──────── THE DATA ────────

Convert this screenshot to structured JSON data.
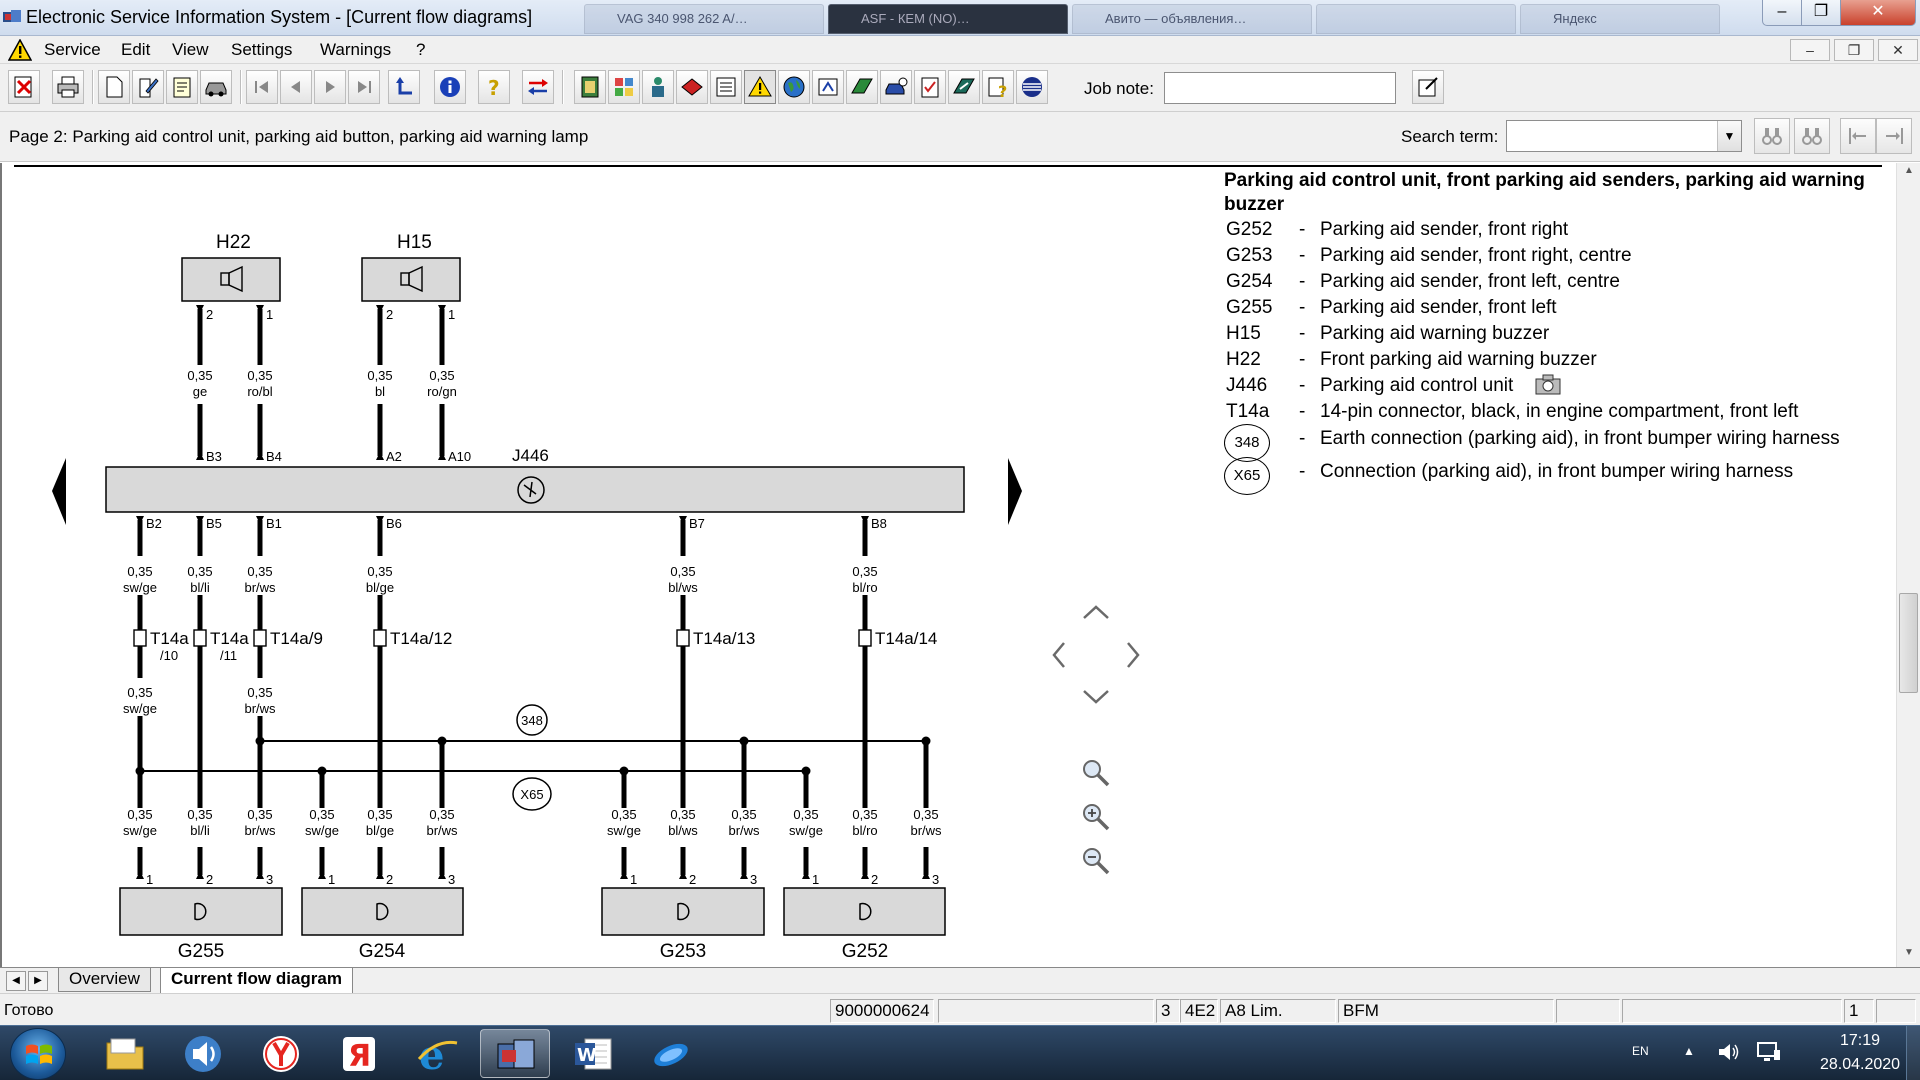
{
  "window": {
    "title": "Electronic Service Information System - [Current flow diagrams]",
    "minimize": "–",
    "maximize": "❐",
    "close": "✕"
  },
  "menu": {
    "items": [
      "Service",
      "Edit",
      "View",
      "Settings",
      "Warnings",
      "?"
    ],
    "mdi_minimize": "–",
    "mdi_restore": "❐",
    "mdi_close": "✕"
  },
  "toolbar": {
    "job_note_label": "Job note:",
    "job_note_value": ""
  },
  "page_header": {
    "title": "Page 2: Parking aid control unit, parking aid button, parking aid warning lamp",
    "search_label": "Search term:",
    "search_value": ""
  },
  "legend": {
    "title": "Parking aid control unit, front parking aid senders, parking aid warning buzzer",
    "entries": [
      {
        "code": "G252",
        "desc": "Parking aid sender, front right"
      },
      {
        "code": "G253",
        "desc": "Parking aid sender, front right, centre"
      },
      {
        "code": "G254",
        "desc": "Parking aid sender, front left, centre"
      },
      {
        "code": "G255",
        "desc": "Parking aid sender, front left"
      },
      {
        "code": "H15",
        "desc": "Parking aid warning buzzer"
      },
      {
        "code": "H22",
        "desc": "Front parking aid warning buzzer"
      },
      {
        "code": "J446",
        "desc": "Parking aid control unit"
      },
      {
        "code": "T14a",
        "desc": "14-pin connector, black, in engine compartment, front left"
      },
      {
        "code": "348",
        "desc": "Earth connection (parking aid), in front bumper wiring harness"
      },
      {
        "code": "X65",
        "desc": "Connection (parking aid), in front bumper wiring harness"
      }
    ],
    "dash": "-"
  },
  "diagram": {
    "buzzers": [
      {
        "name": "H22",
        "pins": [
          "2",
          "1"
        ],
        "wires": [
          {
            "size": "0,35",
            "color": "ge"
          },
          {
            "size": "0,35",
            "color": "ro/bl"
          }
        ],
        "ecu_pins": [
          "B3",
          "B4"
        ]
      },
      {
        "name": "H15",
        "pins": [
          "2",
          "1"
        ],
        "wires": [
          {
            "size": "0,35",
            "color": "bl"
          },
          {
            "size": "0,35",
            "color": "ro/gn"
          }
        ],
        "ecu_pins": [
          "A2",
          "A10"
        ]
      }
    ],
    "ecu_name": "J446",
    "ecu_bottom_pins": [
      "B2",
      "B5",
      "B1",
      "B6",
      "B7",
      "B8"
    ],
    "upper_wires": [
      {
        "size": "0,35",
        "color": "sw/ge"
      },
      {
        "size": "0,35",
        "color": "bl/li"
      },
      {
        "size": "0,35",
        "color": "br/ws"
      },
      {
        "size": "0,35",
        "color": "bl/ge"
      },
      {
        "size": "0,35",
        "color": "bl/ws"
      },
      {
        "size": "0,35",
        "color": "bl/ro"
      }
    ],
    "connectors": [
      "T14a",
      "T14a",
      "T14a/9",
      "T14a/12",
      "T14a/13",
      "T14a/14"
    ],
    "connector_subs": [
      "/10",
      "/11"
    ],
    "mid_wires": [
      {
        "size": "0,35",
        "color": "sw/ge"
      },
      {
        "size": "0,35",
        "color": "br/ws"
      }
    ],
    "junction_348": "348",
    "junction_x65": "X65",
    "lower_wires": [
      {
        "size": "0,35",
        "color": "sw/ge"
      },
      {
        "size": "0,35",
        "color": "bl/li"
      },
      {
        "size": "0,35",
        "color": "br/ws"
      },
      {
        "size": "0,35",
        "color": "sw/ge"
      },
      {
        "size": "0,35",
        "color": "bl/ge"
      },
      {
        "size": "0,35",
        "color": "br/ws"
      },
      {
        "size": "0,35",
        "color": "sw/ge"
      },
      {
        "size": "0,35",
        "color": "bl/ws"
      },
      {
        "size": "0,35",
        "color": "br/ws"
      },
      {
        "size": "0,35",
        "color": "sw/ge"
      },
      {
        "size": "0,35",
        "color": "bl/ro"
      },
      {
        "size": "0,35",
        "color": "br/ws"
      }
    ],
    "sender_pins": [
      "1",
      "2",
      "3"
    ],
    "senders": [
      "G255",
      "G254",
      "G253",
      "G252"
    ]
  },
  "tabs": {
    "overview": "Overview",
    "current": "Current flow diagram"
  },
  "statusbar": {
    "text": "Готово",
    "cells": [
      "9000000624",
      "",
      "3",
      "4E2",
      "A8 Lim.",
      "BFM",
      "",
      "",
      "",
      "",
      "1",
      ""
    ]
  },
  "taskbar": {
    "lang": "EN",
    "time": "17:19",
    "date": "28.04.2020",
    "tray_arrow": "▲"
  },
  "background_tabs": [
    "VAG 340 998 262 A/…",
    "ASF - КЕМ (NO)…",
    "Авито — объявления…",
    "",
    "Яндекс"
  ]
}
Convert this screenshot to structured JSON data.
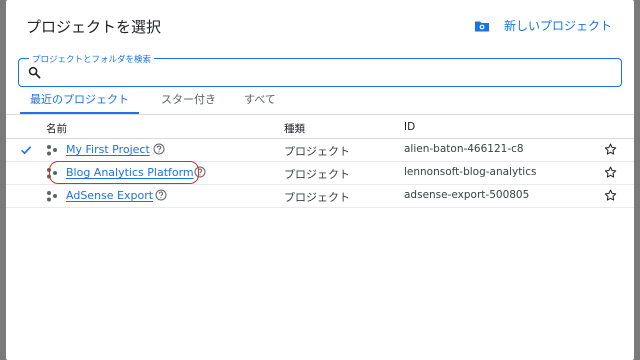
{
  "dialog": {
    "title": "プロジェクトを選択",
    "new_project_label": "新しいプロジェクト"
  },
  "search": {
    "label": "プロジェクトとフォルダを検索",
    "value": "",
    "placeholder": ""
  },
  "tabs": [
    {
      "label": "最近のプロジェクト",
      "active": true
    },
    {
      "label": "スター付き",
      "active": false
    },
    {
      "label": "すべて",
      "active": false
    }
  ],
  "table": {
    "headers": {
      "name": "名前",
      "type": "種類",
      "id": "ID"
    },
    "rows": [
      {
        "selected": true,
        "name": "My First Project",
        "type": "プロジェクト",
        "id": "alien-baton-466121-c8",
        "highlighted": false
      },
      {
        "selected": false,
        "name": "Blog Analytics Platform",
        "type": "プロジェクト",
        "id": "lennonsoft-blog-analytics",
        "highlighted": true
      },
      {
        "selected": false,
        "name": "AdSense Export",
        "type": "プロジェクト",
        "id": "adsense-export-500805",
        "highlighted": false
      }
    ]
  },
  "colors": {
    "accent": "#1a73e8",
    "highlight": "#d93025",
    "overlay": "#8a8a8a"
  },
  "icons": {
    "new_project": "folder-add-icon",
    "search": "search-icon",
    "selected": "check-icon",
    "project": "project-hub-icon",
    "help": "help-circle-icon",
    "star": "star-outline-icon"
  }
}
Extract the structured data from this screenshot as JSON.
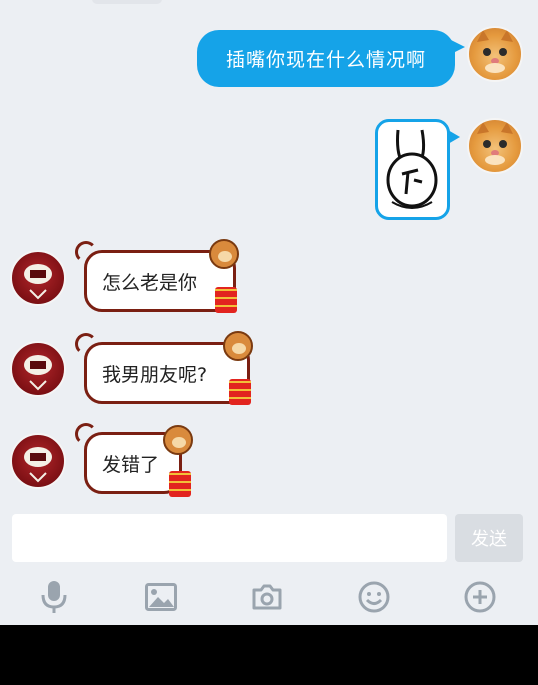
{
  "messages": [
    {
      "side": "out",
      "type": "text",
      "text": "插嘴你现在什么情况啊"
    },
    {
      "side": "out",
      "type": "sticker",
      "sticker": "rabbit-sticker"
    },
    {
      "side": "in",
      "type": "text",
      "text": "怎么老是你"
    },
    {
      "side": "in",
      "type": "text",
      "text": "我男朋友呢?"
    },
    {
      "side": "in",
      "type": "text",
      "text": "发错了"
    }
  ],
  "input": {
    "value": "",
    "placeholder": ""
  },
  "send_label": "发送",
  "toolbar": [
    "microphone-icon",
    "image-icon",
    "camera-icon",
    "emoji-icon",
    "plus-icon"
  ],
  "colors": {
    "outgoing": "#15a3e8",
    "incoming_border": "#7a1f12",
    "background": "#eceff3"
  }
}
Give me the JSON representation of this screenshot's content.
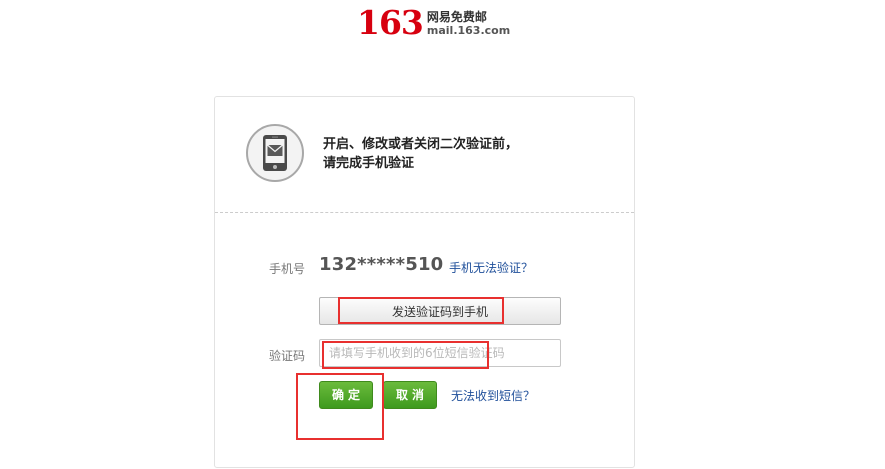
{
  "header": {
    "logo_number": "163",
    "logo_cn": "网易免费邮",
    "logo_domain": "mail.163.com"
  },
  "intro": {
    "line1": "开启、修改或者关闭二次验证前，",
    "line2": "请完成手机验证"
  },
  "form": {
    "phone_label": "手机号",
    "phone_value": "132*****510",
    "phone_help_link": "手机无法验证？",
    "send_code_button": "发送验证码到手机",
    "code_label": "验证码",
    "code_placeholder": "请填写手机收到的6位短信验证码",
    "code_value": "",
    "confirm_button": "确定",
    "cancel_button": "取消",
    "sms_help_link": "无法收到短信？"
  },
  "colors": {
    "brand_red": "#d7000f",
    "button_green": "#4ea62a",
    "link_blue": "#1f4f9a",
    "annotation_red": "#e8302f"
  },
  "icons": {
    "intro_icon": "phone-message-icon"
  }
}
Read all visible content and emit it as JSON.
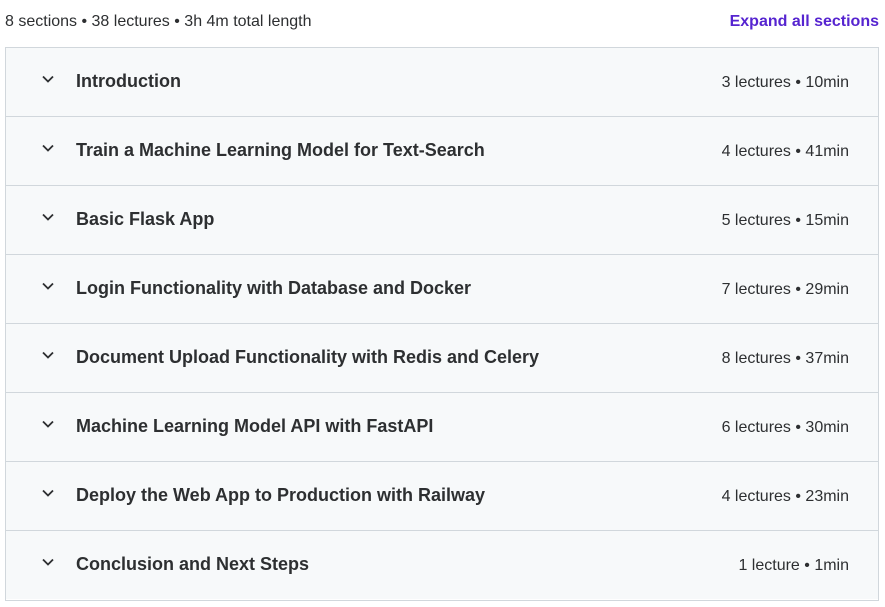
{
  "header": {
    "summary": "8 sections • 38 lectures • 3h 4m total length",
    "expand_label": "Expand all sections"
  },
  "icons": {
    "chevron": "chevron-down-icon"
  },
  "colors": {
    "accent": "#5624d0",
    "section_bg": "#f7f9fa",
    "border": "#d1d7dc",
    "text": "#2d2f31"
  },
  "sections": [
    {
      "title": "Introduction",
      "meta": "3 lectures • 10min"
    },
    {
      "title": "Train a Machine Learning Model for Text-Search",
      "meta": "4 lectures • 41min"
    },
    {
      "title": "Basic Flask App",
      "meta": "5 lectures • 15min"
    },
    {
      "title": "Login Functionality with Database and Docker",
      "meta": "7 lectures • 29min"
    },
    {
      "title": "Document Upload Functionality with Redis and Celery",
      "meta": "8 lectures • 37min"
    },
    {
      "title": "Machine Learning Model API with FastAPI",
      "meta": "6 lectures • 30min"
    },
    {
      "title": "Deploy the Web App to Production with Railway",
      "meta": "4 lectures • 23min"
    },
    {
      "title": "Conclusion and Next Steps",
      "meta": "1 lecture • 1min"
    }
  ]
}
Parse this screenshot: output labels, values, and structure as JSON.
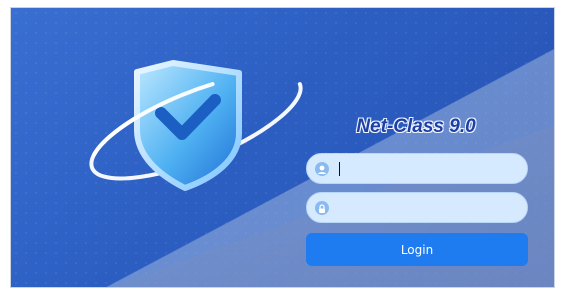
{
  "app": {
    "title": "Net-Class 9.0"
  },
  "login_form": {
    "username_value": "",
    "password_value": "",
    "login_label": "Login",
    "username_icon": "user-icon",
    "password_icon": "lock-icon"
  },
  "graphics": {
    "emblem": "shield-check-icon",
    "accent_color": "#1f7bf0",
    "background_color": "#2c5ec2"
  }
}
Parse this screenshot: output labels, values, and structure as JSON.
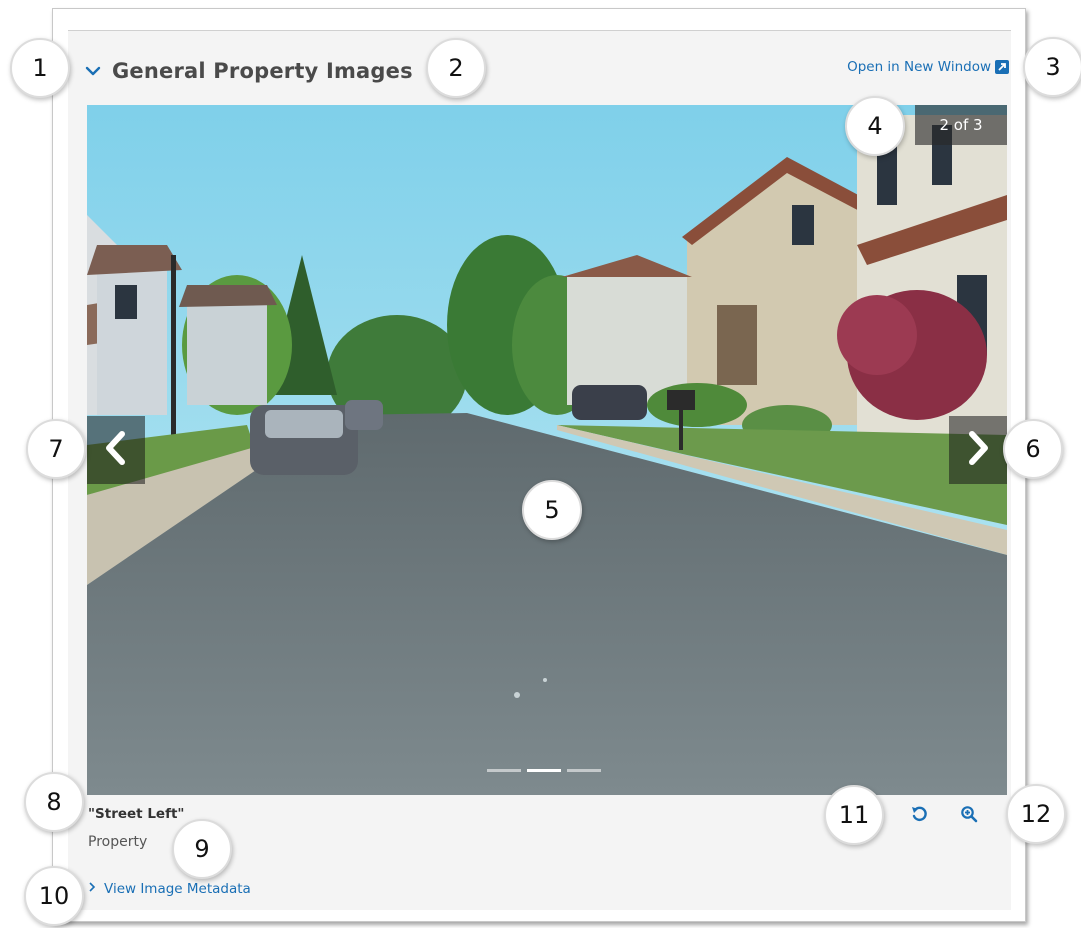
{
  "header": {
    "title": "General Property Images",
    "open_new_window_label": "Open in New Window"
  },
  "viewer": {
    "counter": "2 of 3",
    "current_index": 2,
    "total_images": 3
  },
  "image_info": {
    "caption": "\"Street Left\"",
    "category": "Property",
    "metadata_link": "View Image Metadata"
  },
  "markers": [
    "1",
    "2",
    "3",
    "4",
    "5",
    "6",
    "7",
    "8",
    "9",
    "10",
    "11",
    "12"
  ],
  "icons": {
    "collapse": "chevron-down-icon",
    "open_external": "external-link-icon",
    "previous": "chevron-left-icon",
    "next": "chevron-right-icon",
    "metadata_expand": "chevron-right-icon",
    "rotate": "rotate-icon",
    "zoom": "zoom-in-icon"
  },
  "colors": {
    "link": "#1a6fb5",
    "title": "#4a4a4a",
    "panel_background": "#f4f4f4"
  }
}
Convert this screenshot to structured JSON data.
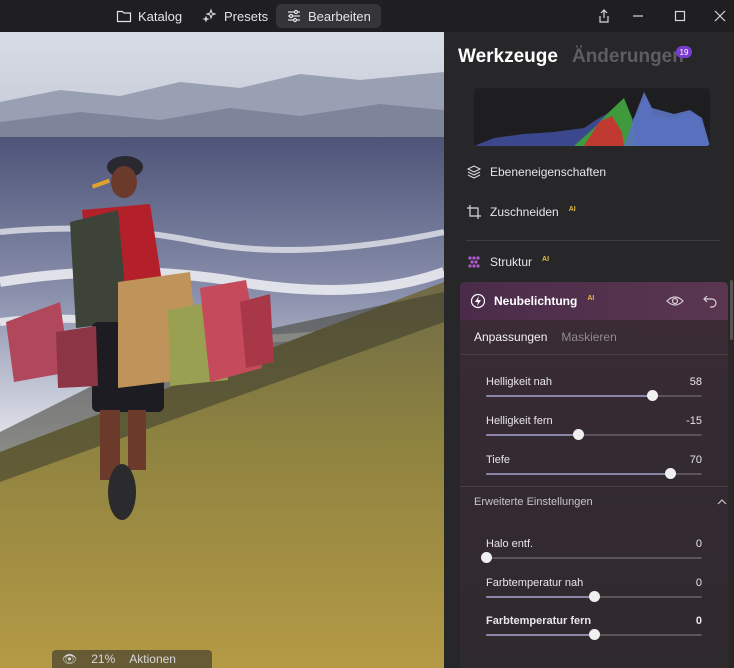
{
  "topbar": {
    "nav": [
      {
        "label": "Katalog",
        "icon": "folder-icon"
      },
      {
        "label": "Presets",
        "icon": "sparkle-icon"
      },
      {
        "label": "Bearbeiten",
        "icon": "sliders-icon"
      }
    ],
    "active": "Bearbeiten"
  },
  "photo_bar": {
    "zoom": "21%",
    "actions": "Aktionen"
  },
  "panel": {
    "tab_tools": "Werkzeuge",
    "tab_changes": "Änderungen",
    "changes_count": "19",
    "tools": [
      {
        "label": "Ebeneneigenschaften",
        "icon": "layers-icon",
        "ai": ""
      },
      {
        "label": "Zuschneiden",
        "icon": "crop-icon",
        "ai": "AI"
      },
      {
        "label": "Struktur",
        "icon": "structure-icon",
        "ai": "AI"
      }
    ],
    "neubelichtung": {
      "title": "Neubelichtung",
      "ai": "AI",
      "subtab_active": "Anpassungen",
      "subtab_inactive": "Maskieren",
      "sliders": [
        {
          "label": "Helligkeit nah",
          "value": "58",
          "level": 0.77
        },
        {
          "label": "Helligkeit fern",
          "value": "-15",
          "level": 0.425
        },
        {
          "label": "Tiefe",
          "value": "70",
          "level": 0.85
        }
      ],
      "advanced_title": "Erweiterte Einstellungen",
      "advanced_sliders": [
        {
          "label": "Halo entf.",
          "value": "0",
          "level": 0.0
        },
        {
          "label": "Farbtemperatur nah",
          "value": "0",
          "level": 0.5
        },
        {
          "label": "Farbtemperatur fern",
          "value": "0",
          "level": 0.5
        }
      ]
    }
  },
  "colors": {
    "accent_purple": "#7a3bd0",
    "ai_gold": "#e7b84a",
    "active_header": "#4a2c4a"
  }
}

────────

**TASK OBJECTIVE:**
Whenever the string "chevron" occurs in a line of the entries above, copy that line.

**OUTPUT:**
    "chevron": "chevron-down-icon"
    "collapse": "chevron-down-icon",
    "previous": "chevron-left-icon",
    "next": "chevron-right-icon",
    "metadata_expand": "chevron-right-icon",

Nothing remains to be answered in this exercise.